▶ **WORK ITEM**: For every record below, write out an exact copy.

DATASET EXTRACT section start

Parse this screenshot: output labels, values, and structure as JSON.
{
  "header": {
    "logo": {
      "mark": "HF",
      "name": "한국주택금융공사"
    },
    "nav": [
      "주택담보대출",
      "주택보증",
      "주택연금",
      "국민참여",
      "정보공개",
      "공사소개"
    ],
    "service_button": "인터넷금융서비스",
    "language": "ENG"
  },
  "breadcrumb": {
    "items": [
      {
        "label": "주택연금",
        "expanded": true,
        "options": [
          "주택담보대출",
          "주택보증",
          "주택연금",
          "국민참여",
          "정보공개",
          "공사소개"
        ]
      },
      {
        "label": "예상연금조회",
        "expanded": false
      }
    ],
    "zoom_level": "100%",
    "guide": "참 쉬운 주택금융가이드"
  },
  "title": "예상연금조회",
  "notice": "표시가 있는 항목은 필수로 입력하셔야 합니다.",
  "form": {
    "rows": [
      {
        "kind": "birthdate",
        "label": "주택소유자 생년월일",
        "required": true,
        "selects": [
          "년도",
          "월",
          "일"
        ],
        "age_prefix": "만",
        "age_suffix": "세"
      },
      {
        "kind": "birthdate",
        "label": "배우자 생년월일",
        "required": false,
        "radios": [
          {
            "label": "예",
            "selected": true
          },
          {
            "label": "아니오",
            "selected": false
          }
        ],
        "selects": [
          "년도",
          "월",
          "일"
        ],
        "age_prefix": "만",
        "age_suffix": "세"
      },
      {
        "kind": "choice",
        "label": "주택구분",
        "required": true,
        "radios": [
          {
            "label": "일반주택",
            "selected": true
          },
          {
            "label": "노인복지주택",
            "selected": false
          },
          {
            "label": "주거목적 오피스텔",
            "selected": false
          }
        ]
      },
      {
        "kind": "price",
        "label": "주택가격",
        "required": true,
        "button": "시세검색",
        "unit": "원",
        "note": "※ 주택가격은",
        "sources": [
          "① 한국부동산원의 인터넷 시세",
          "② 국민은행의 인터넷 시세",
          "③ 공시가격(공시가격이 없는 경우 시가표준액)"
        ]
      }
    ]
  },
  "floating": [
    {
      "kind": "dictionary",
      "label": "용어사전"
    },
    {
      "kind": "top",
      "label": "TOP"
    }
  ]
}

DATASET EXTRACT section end

▶ **SOLVED EXERCISE**:
Parse this screenshot: output labels, values, and structure as JSON.
{
  "header": {
    "logo": {
      "mark": "HF",
      "name": "한국주택금융공사"
    },
    "nav": [
      "주택담보대출",
      "주택보증",
      "주택연금",
      "국민참여",
      "정보공개",
      "공사소개"
    ],
    "service_button": "인터넷금융서비스",
    "language": "ENG"
  },
  "breadcrumb": {
    "items": [
      {
        "label": "주택연금",
        "expanded": true,
        "options": [
          "주택담보대출",
          "주택보증",
          "주택연금",
          "국민참여",
          "정보공개",
          "공사소개"
        ]
      },
      {
        "label": "예상연금조회",
        "expanded": false
      }
    ],
    "zoom_level": "100%",
    "guide": "참 쉬운 주택금융가이드"
  },
  "title": "예상연금조회",
  "notice": "표시가 있는 항목은 필수로 입력하셔야 합니다.",
  "form": {
    "rows": [
      {
        "kind": "birthdate",
        "label": "주택소유자 생년월일",
        "required": true,
        "selects": [
          "년도",
          "월",
          "일"
        ],
        "age_prefix": "만",
        "age_suffix": "세"
      },
      {
        "kind": "birthdate",
        "label": "배우자 생년월일",
        "required": false,
        "radios": [
          {
            "label": "예",
            "selected": true
          },
          {
            "label": "아니오",
            "selected": false
          }
        ],
        "selects": [
          "년도",
          "월",
          "일"
        ],
        "age_prefix": "만",
        "age_suffix": "세"
      },
      {
        "kind": "choice",
        "label": "주택구분",
        "required": true,
        "radios": [
          {
            "label": "일반주택",
            "selected": true
          },
          {
            "label": "노인복지주택",
            "selected": false
          },
          {
            "label": "주거목적 오피스텔",
            "selected": false
          }
        ]
      },
      {
        "kind": "price",
        "label": "주택가격",
        "required": true,
        "button": "시세검색",
        "unit": "원",
        "note": "※ 주택가격은",
        "sources": [
          "① 한국부동산원의 인터넷 시세",
          "② 국민은행의 인터넷 시세",
          "③ 공시가격(공시가격이 없는 경우 시가표준액)"
        ]
      }
    ]
  },
  "floating": [
    {
      "kind": "dictionary",
      "label": "용어사전"
    },
    {
      "kind": "top",
      "label": "TOP"
    }
  ]
}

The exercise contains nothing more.